On April 8, 1970, the Redbirds opened up the season with a comeback win over the Expos in Montreal. The heroes of the day were Bob Gibson, who struck out nine through eight, and Dick Allen, who in his regular season debut with the club went 3 for 5, with a home run and two doubles.
It was a cold and blustery day north of the border, as an early morning snow threatened to blanket the field at Jarry Park. By 7:30 a.m. the snow had turned to rain, and shortly thereafter the skies cleared, as a crowd of more than 20,000 prepared for a day at the ole ballgame. That crowd in Montreal knew their team would have their hands full with Gibby standing on the mound for the Redbirds. However, they had hope that Bill Stoneman would be able to get the job done, and Stoneman delivered with a nine pitch first inning to start things off. Gibson stumbled early, falling behind 2-0 in the bottom of the first, despite striking out the side. The first man he faced, Marv Staehle, reached on a single, then he walked Rusty Staub, before watching Ron Fairly knock in the first run of the day with a single. Gibson then picked up his first strikeout, before Coco LaBoy singled to bring Staub around to score. Down 2-0, Gibson struck out the next two men in succession, which was a sign of things to come for the home team.

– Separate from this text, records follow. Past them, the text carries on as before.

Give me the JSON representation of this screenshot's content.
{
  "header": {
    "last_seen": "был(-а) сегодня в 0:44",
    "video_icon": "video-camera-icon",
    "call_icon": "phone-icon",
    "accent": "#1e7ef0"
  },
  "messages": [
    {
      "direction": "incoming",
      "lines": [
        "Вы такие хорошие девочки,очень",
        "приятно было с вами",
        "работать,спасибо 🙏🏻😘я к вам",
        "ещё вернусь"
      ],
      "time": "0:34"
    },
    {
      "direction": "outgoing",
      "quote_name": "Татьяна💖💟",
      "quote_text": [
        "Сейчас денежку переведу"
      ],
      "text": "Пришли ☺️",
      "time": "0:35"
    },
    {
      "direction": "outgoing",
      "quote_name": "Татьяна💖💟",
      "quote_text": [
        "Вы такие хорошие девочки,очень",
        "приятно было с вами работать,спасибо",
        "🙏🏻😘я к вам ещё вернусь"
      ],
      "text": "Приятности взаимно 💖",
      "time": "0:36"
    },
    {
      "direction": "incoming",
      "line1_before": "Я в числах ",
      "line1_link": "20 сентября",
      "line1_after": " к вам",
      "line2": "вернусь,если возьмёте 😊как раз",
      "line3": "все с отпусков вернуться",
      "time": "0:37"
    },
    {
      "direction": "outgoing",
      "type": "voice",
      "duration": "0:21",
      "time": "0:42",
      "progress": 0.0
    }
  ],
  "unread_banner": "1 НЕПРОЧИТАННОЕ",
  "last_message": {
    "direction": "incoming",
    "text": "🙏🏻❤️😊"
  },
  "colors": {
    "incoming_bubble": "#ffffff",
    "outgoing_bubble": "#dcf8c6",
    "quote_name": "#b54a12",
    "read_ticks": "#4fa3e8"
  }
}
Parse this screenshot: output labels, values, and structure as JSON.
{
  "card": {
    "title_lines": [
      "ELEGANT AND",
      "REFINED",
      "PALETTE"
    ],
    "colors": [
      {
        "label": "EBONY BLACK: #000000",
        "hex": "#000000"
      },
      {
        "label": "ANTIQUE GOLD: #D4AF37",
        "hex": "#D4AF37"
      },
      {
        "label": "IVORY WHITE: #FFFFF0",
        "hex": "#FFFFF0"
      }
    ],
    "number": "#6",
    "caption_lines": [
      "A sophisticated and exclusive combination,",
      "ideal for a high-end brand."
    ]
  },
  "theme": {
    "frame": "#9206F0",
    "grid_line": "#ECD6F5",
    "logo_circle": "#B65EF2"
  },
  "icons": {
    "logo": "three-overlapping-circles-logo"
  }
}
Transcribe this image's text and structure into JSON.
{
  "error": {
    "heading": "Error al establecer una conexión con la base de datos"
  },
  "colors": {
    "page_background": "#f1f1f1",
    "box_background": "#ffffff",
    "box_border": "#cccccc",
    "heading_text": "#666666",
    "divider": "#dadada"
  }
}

Gibson and company watched the tide turn in the fourth, as Dick Allen ripped a double to open the inning. Allen would come around to score on a two out single by Joe Hague, and just like that the score sat at 2-1. Stoneman proved to be a formidable foe, as he pitched his way into the eighth before serving one up to Allen that landed 420 feet from where it started. The score was 2-2, as the Redbirds began to march toward victory.
The Expos were trying to salvage the contest with Stoneman still on the bump in the ninth, It just was not happening on that day. He gave up a single to Leron Lee to start things off, Hague moved him over with a bunt, before Julian Javier punched a single into left that brought in the go ahead run. Moments later the phone rang in the Montreal bullpen and Stoneman handed the ball off to Carroll Sembera. That is when the floodgates opened. Sembera gave up a double to every other batter he faced, starting with Dal Maxvill, followed by Lou Brock, then capped off by none other than Dick Allen. Quite the Cardinals debut for Allen. By the time Senbera handed the ball to Dan McGinn the score was 7-2. McGinn picked up the final out of that fateful ninth, before watching St. Louis' Chuck Taylor pitch a scoreless ninth. The Redbirds were victorious.
Allen would spend just one season with the Birds, hitting .279 with 34 home runs. As a huge fan of the man, I wish his time in the Lou was much longer. Gibson was poised for another great season right out of the gate that season, and he ended up with 23 wins, which was not only a career high, he also led the league in wins. Unfortunately, no other pitcher on that staff in 1970 got the job done like Gibby did. In fact, only one other hurler cracked double digits in wins, which was Steve Carlton who posted a 10-19 record. Another aspect that hurt that club in 1970 was a shaky lineup,full of question mark, which the famous artist Amadee poked a little bit of fun at with the illustration to the right. In the end the club went 76-86. With that said, the year did have its great moments, and that opening day had quite a few great moments as well. It was one to remember.
Check out the box score here: http://www.baseball-reference.com/boxes/MON/MON197004080.shtml